The First Reading from the Book of Wisdom (3:1-9) gives us a very good reason to pray for the dead. The desire of God has always been to place the soul of man beyond destruction. But this privilege belongs to only those judged righteous. Only the foolish think that “their going forth from us [is] utter destruction.” We grieve over their death; their passing is our loss. But is it their loss? They have hope that is “full of immortality.” In other words, their hope cannot be extinguished by death.
God is a gentle shepherd who leads us through the dark valley. There is no fear here, only trust and courage. Even in the face of death, we nurse no fear.
Paul (Romans 5:5-11) too speaks of hope, a hope grounded in God’s love. He insists that we have every reason to hope, for if Jesus died for us when we were still sinners, how much more can we expect from God now that we have been made righteous through the shedding of Jesus’ blood
In the Gospel (John 6:37-40), Jesus offers the most reliable words of consolation. In Him no one is ever lost or rejected. “And this is the will of Him who sent me that I should lose nothing of all that he has given me, but raise it up at the last day.” What God creates, God loves; and what God loves, God loves eternally. Without this singular act of the Father, our hope will be useless. But it forms the foundation for our individual and collective struggles on earth.

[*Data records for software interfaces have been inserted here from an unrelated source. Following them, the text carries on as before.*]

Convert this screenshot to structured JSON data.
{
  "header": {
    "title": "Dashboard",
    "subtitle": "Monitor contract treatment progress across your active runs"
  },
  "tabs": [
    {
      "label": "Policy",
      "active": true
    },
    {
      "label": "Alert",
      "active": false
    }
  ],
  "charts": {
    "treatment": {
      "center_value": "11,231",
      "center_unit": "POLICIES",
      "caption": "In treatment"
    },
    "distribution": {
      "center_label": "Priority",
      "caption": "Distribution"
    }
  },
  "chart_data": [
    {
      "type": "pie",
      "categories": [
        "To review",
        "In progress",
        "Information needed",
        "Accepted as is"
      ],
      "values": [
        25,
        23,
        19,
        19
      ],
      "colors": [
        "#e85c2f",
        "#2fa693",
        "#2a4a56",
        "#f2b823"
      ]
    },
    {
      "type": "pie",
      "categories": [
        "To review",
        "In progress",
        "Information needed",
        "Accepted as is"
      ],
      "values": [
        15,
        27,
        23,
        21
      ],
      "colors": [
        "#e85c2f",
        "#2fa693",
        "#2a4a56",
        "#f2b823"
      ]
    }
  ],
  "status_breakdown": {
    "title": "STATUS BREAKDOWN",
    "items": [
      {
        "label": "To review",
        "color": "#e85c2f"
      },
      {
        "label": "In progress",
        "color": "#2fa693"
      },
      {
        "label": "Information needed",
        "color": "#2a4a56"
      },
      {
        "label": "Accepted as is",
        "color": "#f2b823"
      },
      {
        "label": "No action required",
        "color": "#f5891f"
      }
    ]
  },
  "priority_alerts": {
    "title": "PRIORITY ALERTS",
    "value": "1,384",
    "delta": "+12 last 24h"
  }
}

All Souls’ Day is an occasion on which all Catholics are able to put into practice that “fundamental conviction” with a love that not even death can destroy. GOD IS STILL ON THE THRONE. Eternal rest grant unto them, O Lord, and let perpetual light shine upon them. May they rest in peace! Amen! Good morning.